Brandon Hyde: Now in his third year as Baltimore's manager, Hyde would make Earl Weaver proud in that Hyde uses small-ball tactics even less than the late Oriole legend did. On the other hand, he's won a lot fewer games. He did manage the Southern League (Class-AA) Jacksonville Suns to a championship in 2009, but in the bigs he's had nothing but losers (unless you count his year as Cubs first-base coach in 2018).

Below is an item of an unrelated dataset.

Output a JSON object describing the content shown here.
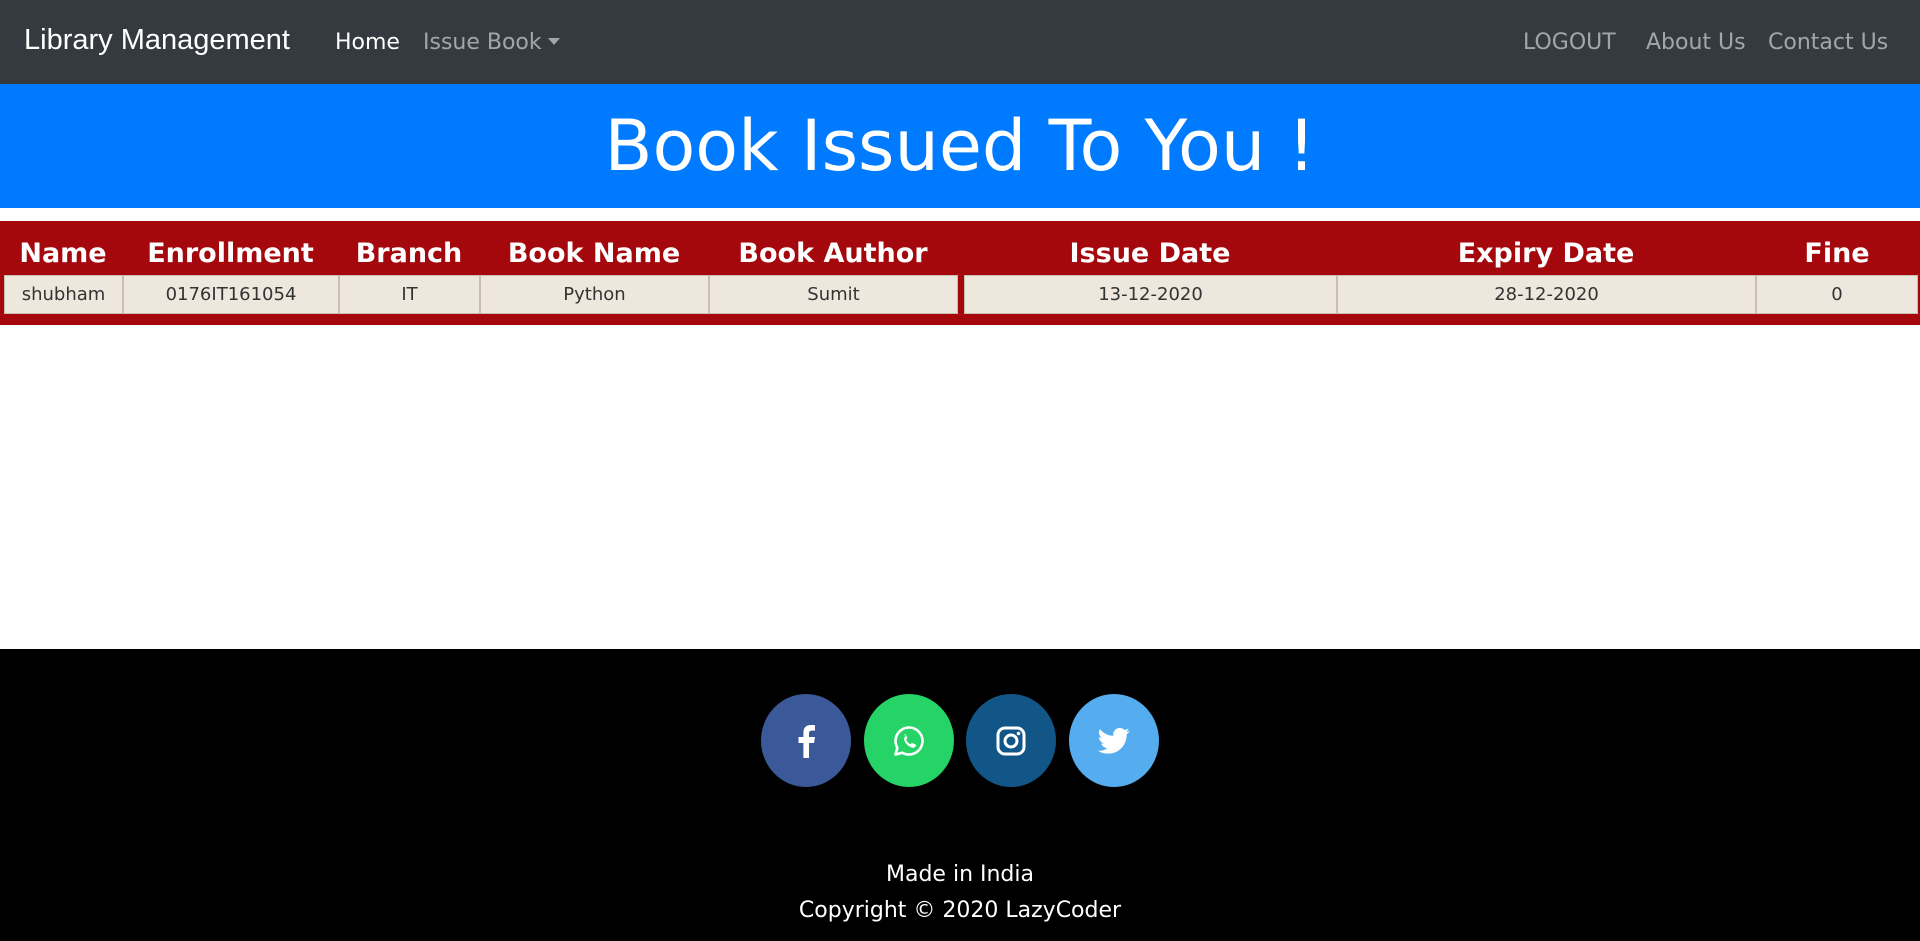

When asked if he saw an end point for the Orioles' rebuilding effort, he declined to give any kind of timeline. "I know that it takes a while," he said. "It takes time, and it takes drafts, and it takes international signings, and it takes trades for younger players who then have to get there. I’m fully aware of that." It also takes at least some kind of stability in the upper management area, and with Baltimore's in a kind of minimalist holding pattern, "a while" might continue for years to come for Hyde and the O's.

Familiar Face


Shawn Armstrong: A Mariner in 2018, Armstrong was DFA'd by the M's in early 2019 and claimed on waivers by the Orioles about the same time the Mariners traded a low-level minor leaguer to Baltimore for Mike Wright, making a non-trade near-real-time exchange of ineffective relievers. Armstrong has stuck with the Orioles while Wright was cut loose by the M's within weeks; in last year's mini-season, Armstrong was about the best the Baltimore ’pen had to offer, though the innings were few (just 15). In ’19 he was not the same guy, posting and ERA over 5.00 and a WHIP of 1.546. It remains to be seen which version will materialize in 2021.

Franchise History

Baltimore Orioles(1954 - present)
World Champions:1966, 1970, 1983
League Champions:1944, 1969, 1971, 1979
Division Titles:1973, 1974, 1997, 2014

— Notes —

Chris Davis: Of the American League's Chris/Khris Davises, Baltimore's version has seen the highest highs and the lowest lows, from All-Star and MVP candidate with league-leading homer and RBI totals to arguably the worst hitter in baseball. Chris-Davis-With-a-C, or White Chris Davis, signed a mammoth contract extension after the 2015 season that continues through next year. Since signing him to that extension, the Orioles have paid him over $115 million for an aggregate batting line of .196/.291/.379. (For contrast's sake, Khris-Davis-With-a-K, or Black Khris Davis, has been a little better at .240/.316/.495 for Oakland during that time.) Davis injured his back in spring training and will be on the injured list through next month most likely. Whether that's good or bad depends on your particular brand of Oriole fandom, I suppose.

On the air: The Orioles have replaced their entire broadcast crew this season, jettisoning one of the two best play-by-play announcers baseball had to offer in Gary Thorne. Why? Who knows, even Thorne isn't sure, but it has to be money. Thorne is top-level, he commands coin, and the O's are all about pinching pennies right now. With Thorne out of a big-league booth, at least for now, San Francisco's Jon Miller can lay sole claim to the title of best play-by-play broadcaster in the Majors all by himself.